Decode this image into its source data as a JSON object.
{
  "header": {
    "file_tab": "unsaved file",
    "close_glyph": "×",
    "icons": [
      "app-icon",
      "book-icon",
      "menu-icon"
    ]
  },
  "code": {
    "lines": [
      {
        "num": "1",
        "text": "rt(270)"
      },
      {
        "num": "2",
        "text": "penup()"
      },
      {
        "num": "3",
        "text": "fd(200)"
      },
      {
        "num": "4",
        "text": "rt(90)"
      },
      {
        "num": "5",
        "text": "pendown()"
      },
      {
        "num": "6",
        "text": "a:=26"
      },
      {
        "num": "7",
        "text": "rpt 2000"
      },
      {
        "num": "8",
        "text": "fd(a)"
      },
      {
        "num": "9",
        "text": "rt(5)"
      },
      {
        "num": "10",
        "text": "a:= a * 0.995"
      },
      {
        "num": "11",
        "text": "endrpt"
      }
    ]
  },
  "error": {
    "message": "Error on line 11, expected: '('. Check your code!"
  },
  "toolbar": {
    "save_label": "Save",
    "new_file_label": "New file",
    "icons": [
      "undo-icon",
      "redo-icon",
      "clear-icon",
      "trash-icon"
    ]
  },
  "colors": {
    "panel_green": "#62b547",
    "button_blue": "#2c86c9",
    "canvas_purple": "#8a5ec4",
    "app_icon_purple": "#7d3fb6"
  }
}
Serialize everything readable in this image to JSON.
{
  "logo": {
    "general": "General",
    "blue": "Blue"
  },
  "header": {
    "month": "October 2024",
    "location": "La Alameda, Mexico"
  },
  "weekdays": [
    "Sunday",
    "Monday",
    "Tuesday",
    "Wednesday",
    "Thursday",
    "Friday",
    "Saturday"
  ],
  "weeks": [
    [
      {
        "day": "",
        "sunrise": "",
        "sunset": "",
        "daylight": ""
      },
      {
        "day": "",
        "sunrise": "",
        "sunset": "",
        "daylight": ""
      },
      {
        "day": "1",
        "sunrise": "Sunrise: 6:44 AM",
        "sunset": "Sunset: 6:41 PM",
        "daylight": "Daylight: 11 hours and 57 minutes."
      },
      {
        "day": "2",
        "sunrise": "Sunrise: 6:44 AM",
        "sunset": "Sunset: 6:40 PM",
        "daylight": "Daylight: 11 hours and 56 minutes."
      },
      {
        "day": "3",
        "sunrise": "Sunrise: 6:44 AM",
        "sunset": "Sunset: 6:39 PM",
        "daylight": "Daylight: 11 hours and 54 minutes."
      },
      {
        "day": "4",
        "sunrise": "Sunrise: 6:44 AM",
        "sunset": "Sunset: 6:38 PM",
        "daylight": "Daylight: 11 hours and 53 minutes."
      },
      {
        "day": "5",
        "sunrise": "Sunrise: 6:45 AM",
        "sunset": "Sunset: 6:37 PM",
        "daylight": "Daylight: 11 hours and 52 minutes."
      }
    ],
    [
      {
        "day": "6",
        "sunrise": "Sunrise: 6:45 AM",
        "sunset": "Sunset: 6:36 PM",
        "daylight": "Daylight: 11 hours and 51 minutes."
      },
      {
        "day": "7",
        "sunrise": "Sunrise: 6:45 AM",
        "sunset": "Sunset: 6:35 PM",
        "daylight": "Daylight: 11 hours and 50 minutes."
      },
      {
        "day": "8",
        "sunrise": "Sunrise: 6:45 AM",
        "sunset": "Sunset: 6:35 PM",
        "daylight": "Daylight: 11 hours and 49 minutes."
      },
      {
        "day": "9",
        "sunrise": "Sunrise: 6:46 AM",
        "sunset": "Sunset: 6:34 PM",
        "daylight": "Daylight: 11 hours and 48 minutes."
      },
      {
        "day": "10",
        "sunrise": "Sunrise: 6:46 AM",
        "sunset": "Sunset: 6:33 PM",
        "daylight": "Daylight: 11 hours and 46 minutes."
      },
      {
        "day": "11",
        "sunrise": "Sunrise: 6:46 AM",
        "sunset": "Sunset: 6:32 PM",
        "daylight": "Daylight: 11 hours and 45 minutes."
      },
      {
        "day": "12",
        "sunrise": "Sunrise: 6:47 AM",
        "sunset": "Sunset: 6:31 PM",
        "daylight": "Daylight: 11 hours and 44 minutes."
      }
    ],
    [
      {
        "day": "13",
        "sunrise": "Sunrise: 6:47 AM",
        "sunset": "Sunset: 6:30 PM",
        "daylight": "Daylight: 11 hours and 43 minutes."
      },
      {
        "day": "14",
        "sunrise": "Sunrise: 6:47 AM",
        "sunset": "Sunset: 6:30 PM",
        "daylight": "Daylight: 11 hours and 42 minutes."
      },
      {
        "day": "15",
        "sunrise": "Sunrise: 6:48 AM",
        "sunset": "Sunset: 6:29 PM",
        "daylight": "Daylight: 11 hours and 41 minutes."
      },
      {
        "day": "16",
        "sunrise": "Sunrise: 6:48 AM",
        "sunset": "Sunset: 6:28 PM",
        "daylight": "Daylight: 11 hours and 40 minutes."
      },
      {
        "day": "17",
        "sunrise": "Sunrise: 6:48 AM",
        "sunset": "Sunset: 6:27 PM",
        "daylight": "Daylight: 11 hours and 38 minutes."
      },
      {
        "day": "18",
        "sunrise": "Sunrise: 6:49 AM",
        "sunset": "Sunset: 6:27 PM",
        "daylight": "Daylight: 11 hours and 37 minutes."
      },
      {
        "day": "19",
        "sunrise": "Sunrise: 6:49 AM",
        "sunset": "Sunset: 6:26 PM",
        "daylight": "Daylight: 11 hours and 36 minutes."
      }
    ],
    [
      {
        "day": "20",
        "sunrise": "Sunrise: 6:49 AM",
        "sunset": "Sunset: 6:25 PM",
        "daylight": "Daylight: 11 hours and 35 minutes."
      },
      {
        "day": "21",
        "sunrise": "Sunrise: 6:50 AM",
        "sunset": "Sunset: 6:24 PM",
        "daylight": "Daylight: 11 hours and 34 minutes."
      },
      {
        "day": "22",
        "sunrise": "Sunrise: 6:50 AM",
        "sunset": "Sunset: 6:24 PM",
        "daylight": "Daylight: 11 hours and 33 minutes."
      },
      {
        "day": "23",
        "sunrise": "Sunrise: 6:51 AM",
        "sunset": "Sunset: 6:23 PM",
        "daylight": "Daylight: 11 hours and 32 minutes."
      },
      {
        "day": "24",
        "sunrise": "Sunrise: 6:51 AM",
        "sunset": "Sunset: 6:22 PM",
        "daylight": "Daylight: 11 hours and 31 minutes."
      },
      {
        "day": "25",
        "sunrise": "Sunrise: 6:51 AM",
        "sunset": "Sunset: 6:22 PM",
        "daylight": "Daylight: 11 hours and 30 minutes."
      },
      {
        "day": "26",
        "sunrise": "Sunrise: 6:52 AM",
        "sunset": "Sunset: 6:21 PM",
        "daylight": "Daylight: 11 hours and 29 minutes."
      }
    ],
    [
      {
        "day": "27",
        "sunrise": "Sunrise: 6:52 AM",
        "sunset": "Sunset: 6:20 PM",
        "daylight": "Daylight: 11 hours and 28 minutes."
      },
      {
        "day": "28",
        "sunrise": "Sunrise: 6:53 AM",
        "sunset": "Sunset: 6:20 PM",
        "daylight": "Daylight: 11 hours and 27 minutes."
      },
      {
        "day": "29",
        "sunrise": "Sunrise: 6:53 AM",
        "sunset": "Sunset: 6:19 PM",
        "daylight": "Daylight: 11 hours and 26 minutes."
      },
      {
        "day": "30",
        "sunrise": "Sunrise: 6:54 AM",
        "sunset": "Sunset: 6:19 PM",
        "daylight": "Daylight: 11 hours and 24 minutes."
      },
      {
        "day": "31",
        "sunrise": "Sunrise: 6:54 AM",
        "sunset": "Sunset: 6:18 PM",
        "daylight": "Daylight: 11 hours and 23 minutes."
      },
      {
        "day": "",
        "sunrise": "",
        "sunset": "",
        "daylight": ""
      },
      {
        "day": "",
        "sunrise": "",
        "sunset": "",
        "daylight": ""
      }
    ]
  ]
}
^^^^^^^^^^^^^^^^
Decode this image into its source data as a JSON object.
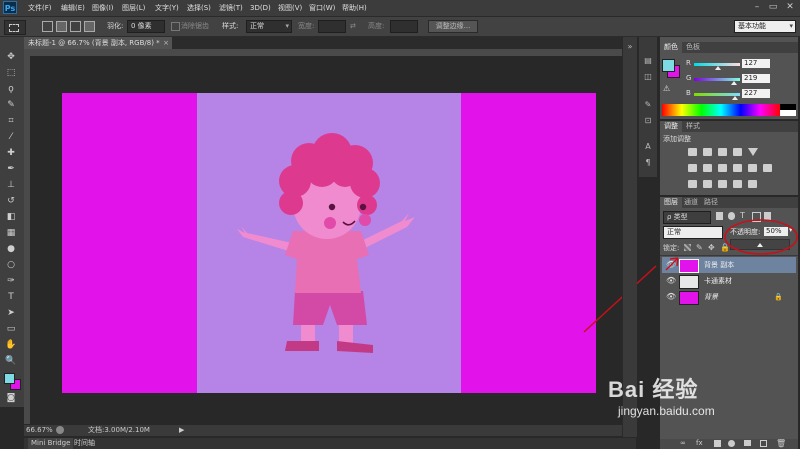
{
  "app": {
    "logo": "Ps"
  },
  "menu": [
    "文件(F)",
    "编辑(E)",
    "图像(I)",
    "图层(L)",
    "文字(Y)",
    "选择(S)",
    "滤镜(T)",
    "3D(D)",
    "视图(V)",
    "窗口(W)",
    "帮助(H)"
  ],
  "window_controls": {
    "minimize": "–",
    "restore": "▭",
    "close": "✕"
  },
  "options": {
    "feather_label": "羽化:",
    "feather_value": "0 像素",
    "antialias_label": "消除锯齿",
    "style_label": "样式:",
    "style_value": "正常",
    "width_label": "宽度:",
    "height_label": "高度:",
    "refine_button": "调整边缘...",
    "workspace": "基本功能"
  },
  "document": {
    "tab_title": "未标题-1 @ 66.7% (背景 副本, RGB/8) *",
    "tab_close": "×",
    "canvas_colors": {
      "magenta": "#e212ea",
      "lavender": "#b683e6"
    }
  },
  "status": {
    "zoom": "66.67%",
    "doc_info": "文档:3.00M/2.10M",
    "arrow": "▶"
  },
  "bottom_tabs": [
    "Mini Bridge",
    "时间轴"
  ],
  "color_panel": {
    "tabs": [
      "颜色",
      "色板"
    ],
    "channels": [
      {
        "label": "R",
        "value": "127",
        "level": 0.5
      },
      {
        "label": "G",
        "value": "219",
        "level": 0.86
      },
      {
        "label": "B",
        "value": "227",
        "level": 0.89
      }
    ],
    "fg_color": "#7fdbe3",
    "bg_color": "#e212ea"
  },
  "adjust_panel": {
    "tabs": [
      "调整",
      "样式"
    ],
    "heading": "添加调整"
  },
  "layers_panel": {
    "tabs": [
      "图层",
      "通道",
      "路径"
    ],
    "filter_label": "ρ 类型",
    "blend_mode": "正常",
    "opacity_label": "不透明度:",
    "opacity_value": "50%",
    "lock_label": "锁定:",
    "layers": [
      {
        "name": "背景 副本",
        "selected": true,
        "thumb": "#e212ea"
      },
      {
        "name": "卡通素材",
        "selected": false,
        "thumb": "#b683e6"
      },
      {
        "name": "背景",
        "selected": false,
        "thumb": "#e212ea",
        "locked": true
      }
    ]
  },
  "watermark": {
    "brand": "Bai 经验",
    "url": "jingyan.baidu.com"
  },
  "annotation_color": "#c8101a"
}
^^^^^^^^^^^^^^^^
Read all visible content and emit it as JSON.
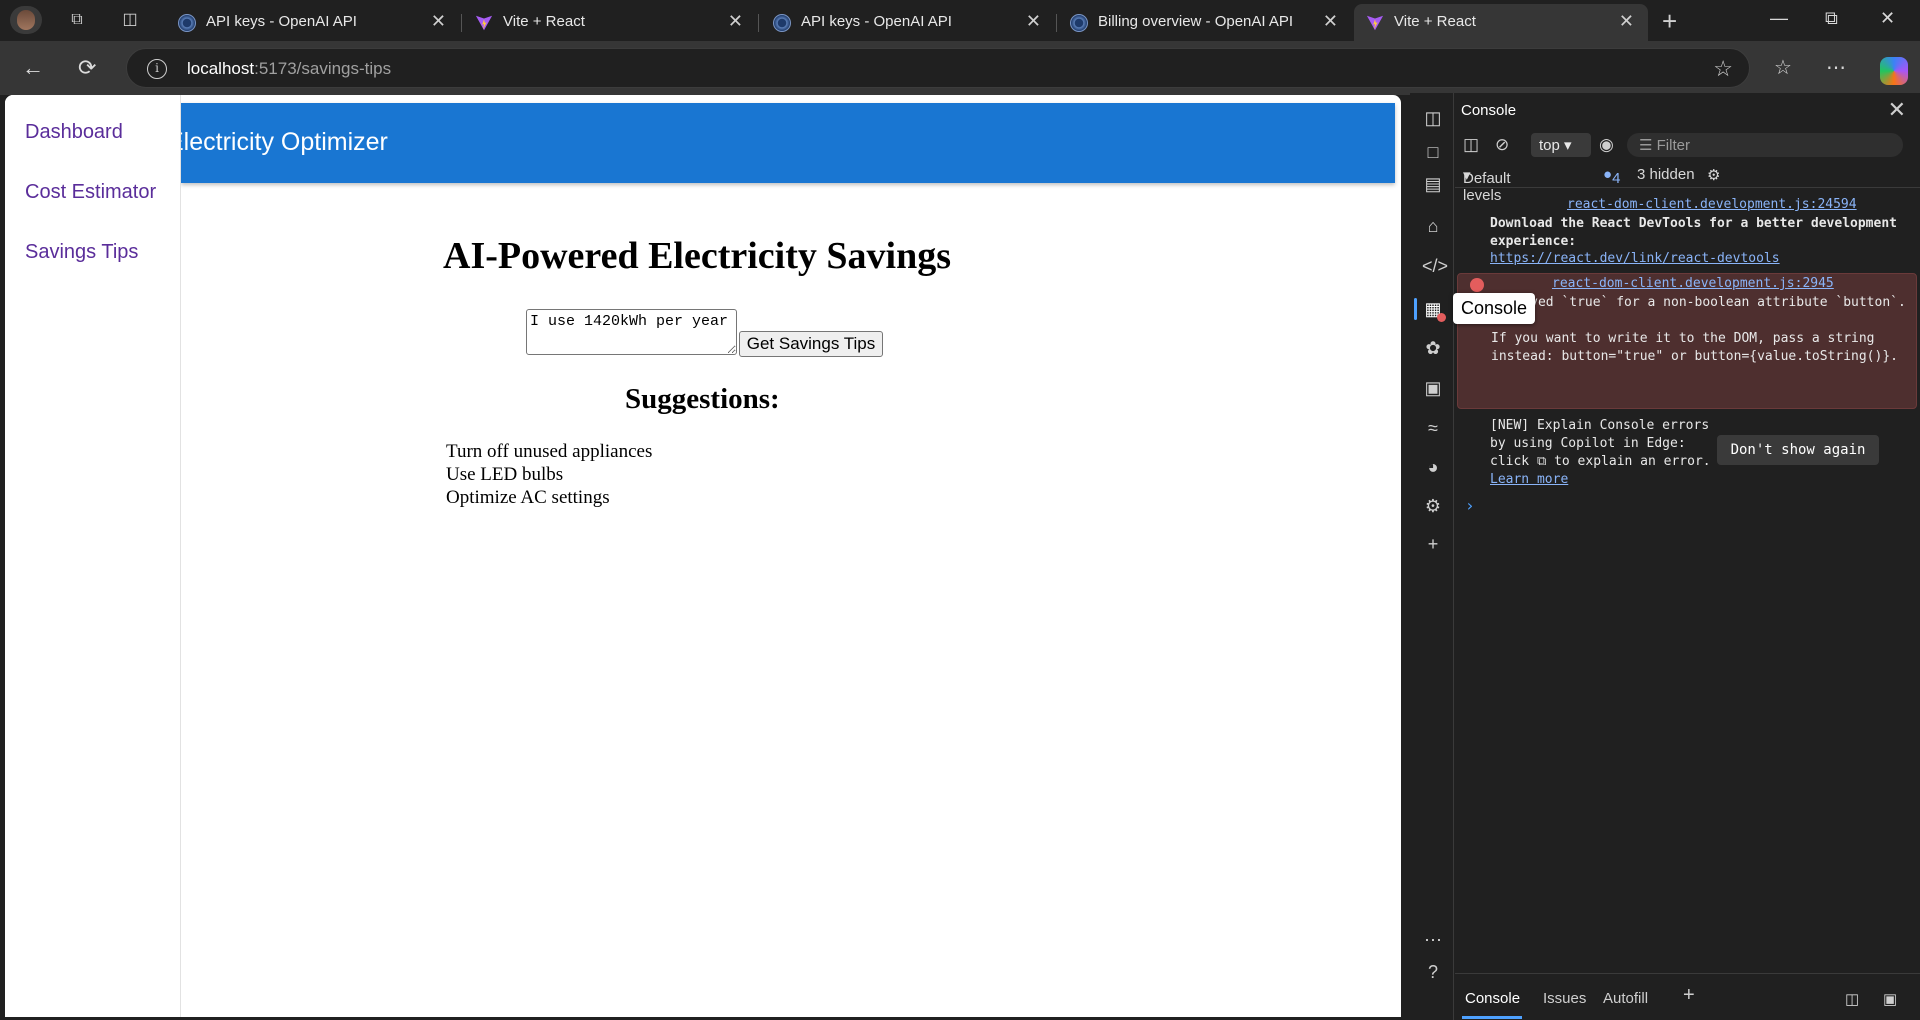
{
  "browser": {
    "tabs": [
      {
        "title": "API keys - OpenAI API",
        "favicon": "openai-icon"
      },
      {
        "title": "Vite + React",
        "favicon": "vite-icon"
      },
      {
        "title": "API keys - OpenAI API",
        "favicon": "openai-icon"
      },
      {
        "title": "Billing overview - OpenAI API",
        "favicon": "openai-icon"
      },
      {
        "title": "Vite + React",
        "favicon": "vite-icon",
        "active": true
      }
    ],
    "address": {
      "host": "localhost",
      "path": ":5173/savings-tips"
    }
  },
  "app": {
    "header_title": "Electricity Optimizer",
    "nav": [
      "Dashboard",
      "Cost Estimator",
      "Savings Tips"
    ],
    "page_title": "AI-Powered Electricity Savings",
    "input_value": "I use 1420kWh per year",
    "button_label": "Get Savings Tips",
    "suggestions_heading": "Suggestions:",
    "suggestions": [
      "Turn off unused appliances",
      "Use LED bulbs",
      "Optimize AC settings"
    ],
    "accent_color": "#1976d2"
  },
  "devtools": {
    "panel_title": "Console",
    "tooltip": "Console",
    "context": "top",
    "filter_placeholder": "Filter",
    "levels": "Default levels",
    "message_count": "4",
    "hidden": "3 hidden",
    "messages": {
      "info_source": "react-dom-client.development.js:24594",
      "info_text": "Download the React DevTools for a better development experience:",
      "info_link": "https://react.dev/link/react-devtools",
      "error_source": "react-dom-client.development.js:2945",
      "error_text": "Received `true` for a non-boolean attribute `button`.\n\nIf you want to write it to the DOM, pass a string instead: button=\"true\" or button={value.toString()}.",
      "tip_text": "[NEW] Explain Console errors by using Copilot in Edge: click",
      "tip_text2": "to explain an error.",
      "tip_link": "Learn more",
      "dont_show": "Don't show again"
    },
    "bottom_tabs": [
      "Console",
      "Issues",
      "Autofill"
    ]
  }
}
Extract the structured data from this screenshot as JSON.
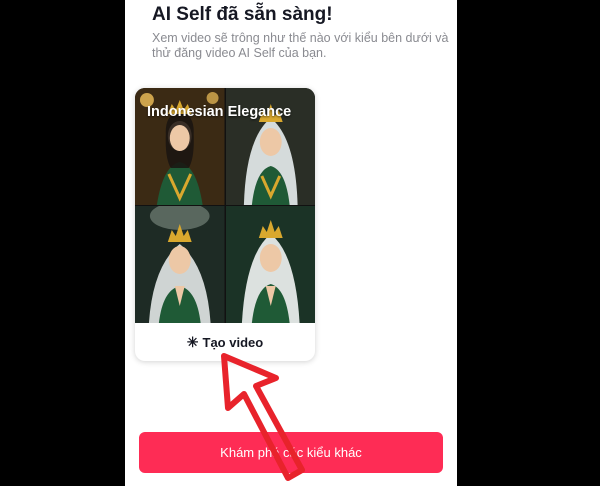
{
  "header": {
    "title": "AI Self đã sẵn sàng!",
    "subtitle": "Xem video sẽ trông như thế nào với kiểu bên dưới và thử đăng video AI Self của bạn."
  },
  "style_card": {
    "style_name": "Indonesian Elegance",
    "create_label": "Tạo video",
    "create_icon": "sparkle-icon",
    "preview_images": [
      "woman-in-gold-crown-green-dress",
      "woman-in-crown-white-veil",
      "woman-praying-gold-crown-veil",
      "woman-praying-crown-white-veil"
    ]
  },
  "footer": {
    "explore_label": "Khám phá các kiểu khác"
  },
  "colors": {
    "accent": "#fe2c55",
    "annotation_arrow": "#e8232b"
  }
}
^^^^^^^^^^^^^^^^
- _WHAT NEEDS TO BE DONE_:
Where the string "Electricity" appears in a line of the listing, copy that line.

- _ANSWER FOR THE TASK_:
    "header_title": "Electricity Optimizer",
    "page_title": "AI-Powered Electricity Savings",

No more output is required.